Newswise — BIRMINGHAM, Ala. – Massage therapy can lower blood pressure, help prevent colds, enhance skin tone and more, according to an expert at the University of Alabama at Birmingham (UAB).
Licensed Massage Therapist Arnold Kelly, who provides massage therapy at the Outpatient Physical Therapy Clinic at the UAB Spain Rehabilitation Center, said massage provides two types of benefits: immediate and cumulative.
“Immediately following massage, you can experience reduced tightness in the muscles, improved blood flow and breathing, plus reduced anxiety and stress,” Arnold explained.
“Over the long-term, the benefits of massage accumulate; massage can increase a person’s range of motion, strengthen the immune system and provide an improved sense of well-being,” Arnold added.
Stress seems to creep into the lives of almost everybody at some point, and Arnold said a massage can do a lot to help.
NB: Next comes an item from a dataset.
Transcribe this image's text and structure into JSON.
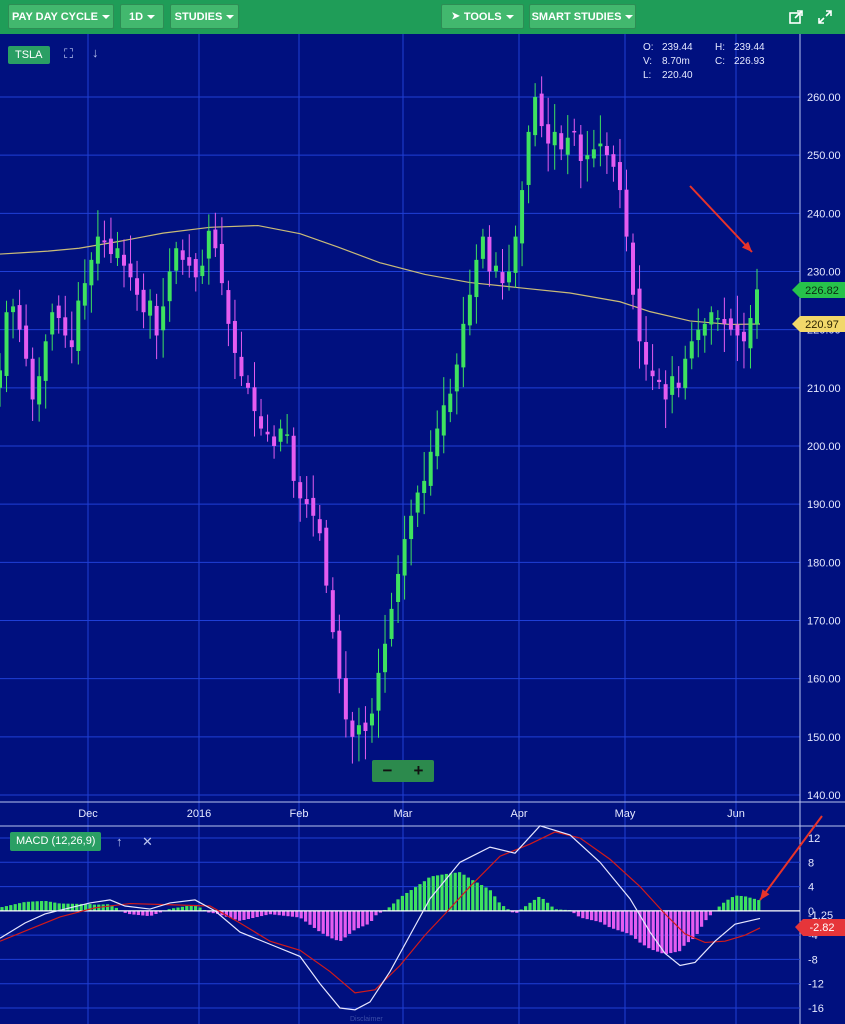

“Swedish and deep-tissue massages are two of the ‘big four’ types of massage,” Arnold explained. “Swedish is for those who are interested in just relieving stress. If there are deeper aches and pains, deep tissue can help take care of it.” Neuromuscular and trigger point therapy are the other two major types of massage that have proven to be universally beneficial, according to Arnold.
“Clients often inquire about which form of massage therapy is right for them,” Arnold said. “What you should look for and ask about are things like: how long the type of massage therapy has been around; how long the massage therapist has practiced it; what it is based on; and whether it focuses more on the physical or mental aspect.” How often massage therapy should be utilized varies from person to person.
“Someone who has little to no physical issues and is simply looking to relax and unwind can benefit from massage as little as once a month,” Arnold said. “Someone who has a problem that can benefit from regular massage can be seen as often as once a day. My regular clients average about once a week.”
Arnold recommends those considering massage first visit a physician to see if this form of therapy will help then choose a licensed therapist. The Outpatient Physical Therapy Clinic at Spain Rehabilitation Center offers massage therapy to UAB staff, patients and the general public. Appointments are available Monday through Friday by calling 205-975-4922.
About UABKnown for its innovative and interdisciplinary approach to education at both the graduate and undergraduate levels, the University of Alabama at Birmingham is the state of Alabama’s largest employer and an internationally renowned research university and academic health center; its professional schools and specialty patient-care programs are consistently ranked among the nation’s top 50. Find more information at www.uab.edu and www.uabmedicine.org.
EDITOR’S NOTE: The University of Alabama at Birmingham (UAB) is a separate, independent institution from the University of Alabama, which is located in Tuscaloosa. Please use University of Alabama at Birmingham on first reference and UAB on all consecutive references.